Using this template, I can now see when a given commit caused a performance problem, which ultimately helps us track down problems much faster.
Security: Fun times with (web) vulnerability scanners
Now onto the fun(?)–yeah, let’s call it fun–security stuff.
I have a love-hate relationship with vulnerability scanners, and even more on the hate side with web vulnerability scanners. On one hand, they do have the ability to find some hideous vulnerabilities in your web app; on the other hand, they often don’t accomplish this and are very noisy. Regardless, they’re a necessary evil.
The vulnerability scanner we use and have had the most luck with is called Detectify. This one does a great job of finding the horrible vulnerabilities while also avoiding a lot of false positive noise–of course, your mileage may vary.
Setting this up in GitLab-CI to run was not difficult, so it really suited me. This is what you do:
- Get a Detectify account. None of this will work without one 🙂
- Generate an API key, preferably also with a secret key
- Grab their sample code in the GitLab-friendly language of choice
- Create environment variables in your CI settings to use in your script (e.g. API key, scan profile, secret key)
- Change the sample code to read your environment variables
- Commit the changes and watch it go
Here’s what ours looks like:
This setups the Detectify task, defines which Docker container to run in, defines which stage to include it in, grabs the GitLab-friendly modified script (Python in my case), and runs it. Again, we only run this when production changes.
Caveat to note here: these scans take a LONG time to run, so I don’t block the build. This process kicks off the scan and does nothing else. I then have an alert when Detectify finds something I need to pay attention to. Much like the performance setup above, this allows me to tie a new security problem into a specific commit, which really reduces troubleshooting time.
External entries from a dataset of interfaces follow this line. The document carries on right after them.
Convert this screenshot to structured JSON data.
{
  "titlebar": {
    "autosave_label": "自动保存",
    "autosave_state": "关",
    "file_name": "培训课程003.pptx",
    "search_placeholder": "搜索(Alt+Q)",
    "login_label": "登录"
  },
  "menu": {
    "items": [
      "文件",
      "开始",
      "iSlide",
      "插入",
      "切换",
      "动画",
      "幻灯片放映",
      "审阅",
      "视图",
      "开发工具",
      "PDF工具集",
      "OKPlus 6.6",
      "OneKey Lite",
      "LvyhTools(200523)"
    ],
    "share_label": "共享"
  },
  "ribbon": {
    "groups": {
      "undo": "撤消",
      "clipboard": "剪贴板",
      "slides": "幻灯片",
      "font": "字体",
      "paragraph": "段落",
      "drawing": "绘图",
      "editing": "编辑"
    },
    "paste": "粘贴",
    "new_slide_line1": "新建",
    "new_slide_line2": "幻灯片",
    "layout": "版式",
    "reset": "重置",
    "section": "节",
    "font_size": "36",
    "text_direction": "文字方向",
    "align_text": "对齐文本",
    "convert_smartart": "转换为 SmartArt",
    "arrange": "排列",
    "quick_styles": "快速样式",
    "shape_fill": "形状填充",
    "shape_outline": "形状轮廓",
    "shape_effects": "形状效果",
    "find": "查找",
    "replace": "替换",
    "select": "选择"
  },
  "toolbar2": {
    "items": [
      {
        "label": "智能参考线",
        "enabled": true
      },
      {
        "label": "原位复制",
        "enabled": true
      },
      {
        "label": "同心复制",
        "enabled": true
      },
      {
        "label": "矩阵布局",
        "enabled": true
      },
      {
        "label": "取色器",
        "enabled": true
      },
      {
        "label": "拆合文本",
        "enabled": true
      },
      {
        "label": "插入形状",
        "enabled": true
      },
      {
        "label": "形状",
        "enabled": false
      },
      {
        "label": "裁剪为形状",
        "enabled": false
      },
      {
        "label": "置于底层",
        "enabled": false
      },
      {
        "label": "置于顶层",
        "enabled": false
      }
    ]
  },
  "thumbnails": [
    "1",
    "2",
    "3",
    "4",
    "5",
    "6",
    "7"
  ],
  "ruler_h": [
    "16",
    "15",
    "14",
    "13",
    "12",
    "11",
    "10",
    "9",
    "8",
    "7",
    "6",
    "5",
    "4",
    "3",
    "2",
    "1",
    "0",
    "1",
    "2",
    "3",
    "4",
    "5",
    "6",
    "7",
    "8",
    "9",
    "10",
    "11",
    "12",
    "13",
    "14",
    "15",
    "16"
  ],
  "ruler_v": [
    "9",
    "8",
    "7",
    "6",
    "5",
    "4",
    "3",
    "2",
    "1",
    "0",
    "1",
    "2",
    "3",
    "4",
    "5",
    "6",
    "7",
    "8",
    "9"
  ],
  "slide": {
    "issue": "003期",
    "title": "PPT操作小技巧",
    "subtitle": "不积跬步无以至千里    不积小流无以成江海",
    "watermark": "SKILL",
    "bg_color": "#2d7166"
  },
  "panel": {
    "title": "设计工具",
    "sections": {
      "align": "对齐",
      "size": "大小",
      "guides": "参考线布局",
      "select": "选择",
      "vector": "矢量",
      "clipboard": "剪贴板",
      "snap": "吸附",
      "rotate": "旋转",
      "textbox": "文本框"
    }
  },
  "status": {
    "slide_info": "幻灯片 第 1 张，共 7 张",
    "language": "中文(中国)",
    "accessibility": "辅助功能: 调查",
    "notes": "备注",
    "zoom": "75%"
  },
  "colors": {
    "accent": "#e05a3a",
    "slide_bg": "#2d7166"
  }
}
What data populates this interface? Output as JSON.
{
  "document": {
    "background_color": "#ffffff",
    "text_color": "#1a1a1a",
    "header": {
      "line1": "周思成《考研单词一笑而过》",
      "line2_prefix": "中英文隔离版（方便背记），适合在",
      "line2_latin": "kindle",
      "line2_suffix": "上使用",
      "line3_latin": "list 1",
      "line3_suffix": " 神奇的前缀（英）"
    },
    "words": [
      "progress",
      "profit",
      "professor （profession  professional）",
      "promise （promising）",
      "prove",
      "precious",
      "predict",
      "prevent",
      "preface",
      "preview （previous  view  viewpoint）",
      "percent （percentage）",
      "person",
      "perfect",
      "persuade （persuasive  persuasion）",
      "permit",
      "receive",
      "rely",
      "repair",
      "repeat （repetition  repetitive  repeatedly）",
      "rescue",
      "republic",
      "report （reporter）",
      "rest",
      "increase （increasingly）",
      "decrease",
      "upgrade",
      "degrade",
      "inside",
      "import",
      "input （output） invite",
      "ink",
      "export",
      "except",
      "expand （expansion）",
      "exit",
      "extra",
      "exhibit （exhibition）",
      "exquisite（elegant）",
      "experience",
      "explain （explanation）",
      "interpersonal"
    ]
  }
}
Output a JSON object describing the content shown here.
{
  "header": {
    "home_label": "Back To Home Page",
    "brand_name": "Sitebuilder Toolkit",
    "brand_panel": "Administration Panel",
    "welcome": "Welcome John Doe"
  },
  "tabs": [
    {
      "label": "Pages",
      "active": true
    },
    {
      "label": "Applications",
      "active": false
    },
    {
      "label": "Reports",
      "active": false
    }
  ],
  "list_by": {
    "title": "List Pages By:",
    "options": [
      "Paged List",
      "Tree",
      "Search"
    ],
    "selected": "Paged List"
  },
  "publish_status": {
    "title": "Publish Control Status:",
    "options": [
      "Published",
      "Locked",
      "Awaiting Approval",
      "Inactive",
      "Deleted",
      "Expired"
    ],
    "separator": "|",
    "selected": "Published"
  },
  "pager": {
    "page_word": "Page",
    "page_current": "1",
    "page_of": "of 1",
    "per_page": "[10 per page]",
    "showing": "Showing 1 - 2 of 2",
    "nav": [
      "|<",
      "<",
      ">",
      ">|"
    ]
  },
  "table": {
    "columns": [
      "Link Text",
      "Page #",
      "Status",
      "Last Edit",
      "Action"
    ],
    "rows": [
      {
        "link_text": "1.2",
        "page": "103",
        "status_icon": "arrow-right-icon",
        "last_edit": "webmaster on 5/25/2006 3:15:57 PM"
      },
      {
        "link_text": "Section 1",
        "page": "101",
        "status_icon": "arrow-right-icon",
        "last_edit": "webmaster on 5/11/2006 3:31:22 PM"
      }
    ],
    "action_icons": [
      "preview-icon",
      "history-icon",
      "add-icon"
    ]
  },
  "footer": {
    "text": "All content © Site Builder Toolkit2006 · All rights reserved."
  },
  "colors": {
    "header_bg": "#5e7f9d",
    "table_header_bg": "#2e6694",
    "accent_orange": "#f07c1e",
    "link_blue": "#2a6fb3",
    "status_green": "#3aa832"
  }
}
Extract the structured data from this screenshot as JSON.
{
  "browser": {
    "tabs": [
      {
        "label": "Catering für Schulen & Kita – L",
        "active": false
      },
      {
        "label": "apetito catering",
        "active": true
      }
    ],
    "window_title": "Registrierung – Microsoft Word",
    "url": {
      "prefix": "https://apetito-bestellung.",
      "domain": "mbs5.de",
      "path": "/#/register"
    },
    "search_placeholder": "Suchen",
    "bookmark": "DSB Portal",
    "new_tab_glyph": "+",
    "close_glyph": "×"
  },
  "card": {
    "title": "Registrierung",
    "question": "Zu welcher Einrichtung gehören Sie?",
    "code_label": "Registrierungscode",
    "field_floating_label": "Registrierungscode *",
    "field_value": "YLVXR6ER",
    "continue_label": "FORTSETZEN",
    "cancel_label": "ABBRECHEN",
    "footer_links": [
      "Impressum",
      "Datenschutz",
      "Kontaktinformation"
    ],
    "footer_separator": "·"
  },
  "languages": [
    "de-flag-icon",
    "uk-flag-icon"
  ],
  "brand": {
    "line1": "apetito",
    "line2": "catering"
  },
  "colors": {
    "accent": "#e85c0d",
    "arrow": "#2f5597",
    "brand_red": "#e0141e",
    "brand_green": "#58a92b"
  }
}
Hope this helps
Hopefully someone finds this to be useful–including me in a few months when I forget how I set all this up. Enjoy!